Results: Between Groups A, B, and C post-intervention data, there was a significant increase in masticatory speed in a Group C (p<0.05). A significant increase in masticatory speed was observed in a Group C considering the pre-and-post-intervention same group data the intervention (p <0.05). In the pre-and post-quartile comparisons of each of the three groups, a significant increase in masticatory speed was observed only in a Group C, first group (low masticatory speed group) (p<0.05).
Conclusion: MSE with original background music created based on the human factor experiment conducted by Sakuma et al. reported in ‘Int J of Social Sciences, 6(2), 193-207, 2020’ improved children's masticatory speed.
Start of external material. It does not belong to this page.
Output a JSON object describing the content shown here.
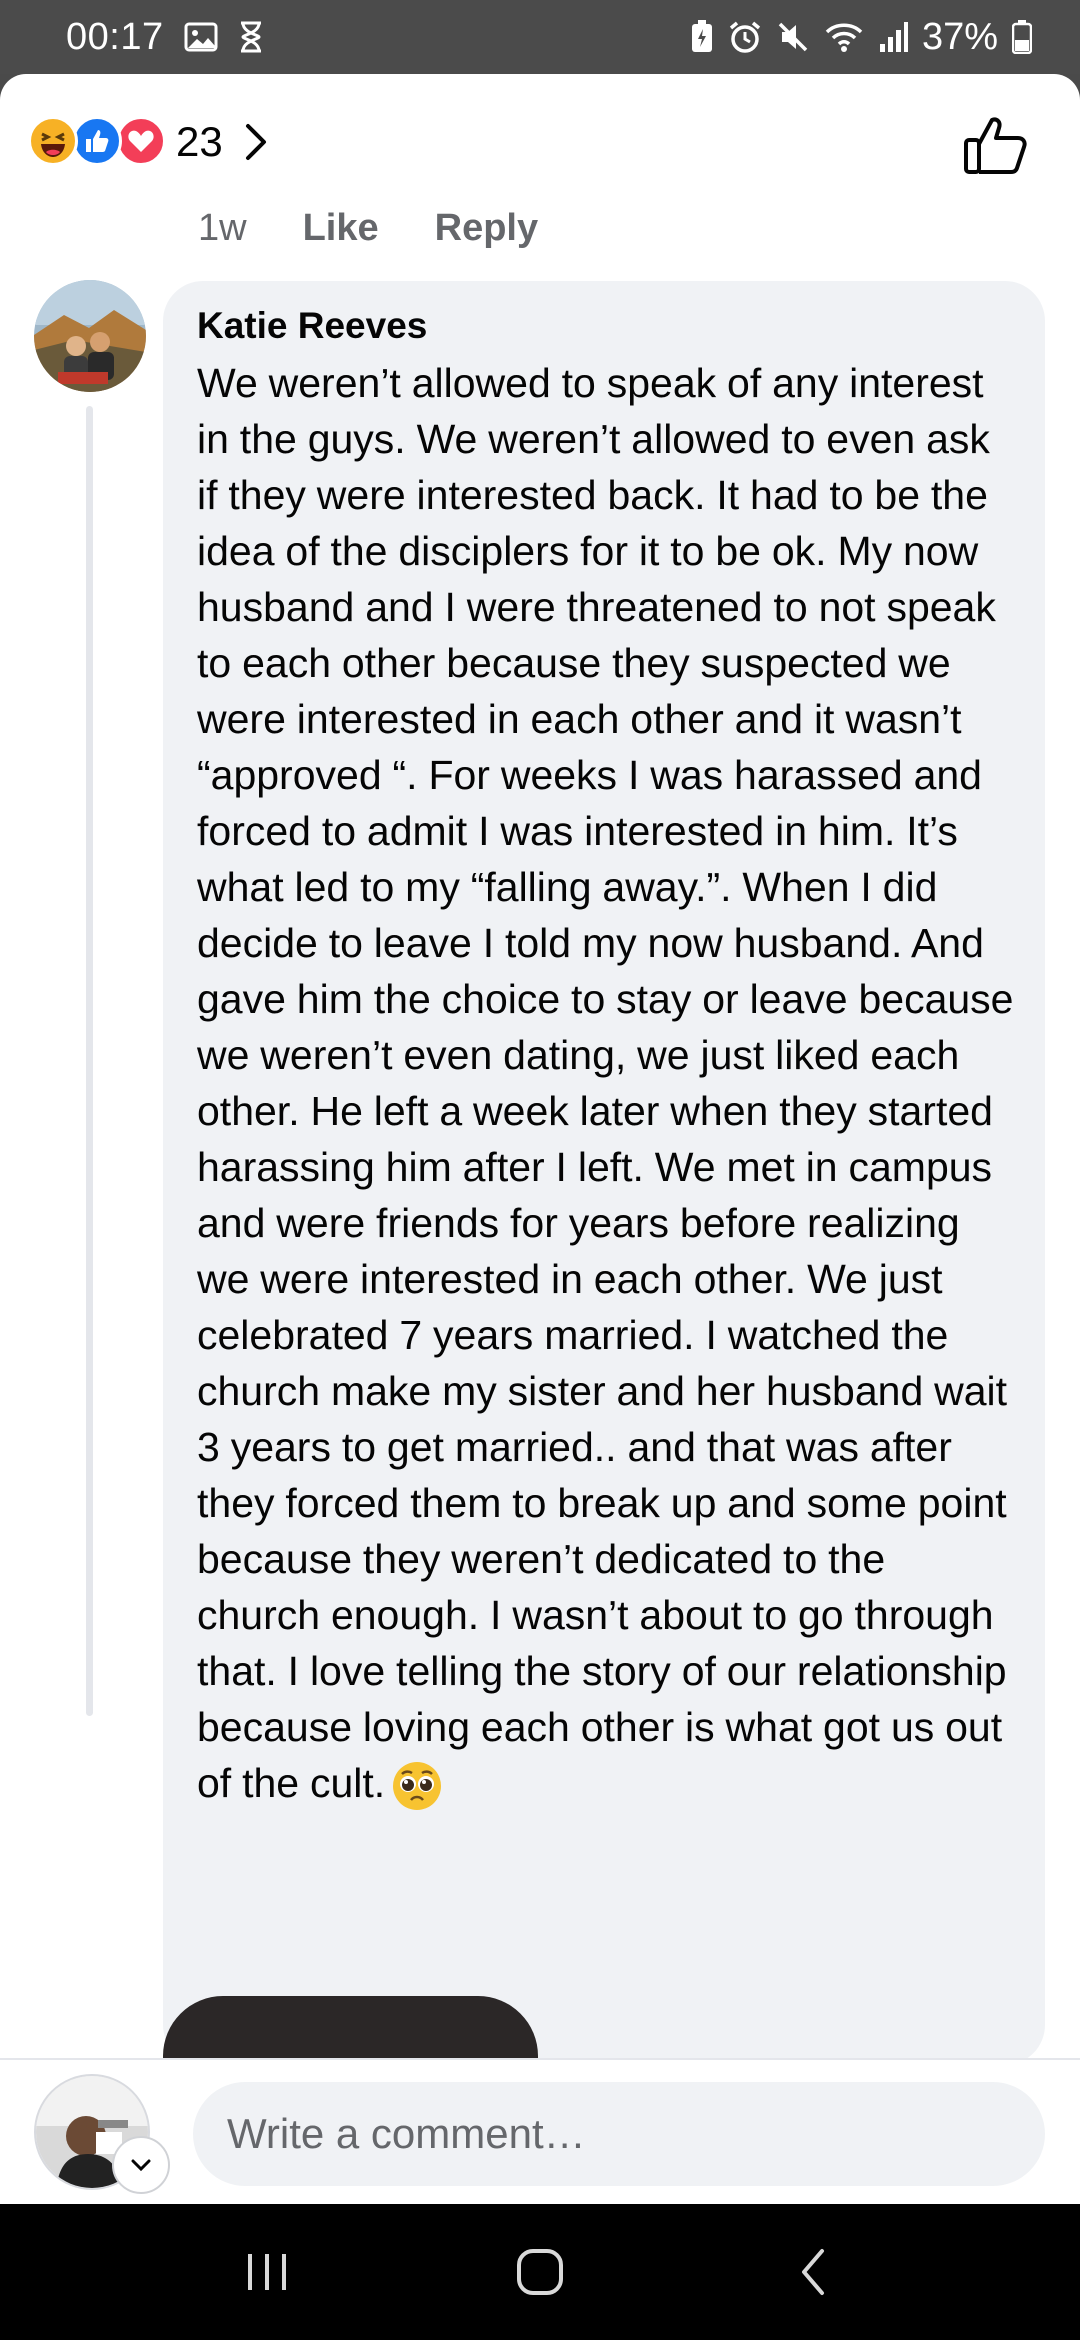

Especially, it was found to be particularly effective for children with slow masticatory speed, and we propose this as an educational method to promote mastication and swallowing movements during school lunch time for elementary school children.
Keywords: mastication and swallowing, background music, masticatory speed, school lunch, dietary and nutrition education
- Underestimated active joint motions in patients with distal radius fractures:
An observational study
- 論文掲載日：2021/08/21 第21巻
- Kengo Usuki, Department of Rehabilitation, Graduate School of Health Sciences, Saitama
Prefectural University; Rehabilitation Center, Kitasato University Medical Center
Takako Suzuki, Department of Rehabilitation, Graduate School of Health Sciences, Saitama
Hiroaki Ueda, Rehabilitation Center, Kitasato University Medical Center
Toshiyuki Ishioka, Department of Rehabilitation, Graduate School of Health Sciences, Saitama
*Toyohiro Hamaguchi, Department of Rehabilitation, Graduate School of Health Sciences, Saitama
- Purpose: Accumulating evidence indicates that underestimation of movements of the fractured hands
leads to delayed recovery of motor function in patients with distal radius fractures (DRF). This study
aimed to clarify the underestimated active range of motion (ROM) of a fractured hand in patients with DRF.
Subjects and Methods: This single-center, observational study included adult female with DRF or without
fractures in the upper limbs and hands. They were divided into the following three groups: (1) DRF,
(2) healthy and unrestricted ROM, and (3) healthy and limited ROM with jigs. All participants estimated
ROM of the wrist and forearm joints at the fracture side based on that at the healthy side. Analysis of
covariance was used to determine differences among the three groups. Outcome measures were differences
between actual and self-conjectural ROM.
Results: The subjective ROM degrees of DRF patients were -20° for volar flexion, -21° for dorsal flexion, -31° for
pronation, and -24° for supination, which were lower than those of Non-fracture participants.
Significant differences between subjectively estimated and actual ROM degrees among groups in wrist joint
volar flexion (χ2 = 26.01, p < 0.01), dorsal flexion (χ2 = 24.00, p < 0.01), pronation (χ2 = 14.10, p < 0.01),
and supination (χ2 = 15.19, p < 0.01) were observed.
Conclusions: This study indicates that self-conjectural ROM of injured joints is underestimated in patients with DRF.
Our findings suggest that active movements should be encouraged in DRF patients with modest hand use.
Key words: Distal radius fracture, Rehabilitation, Self-conjecture, ADL, Range of motion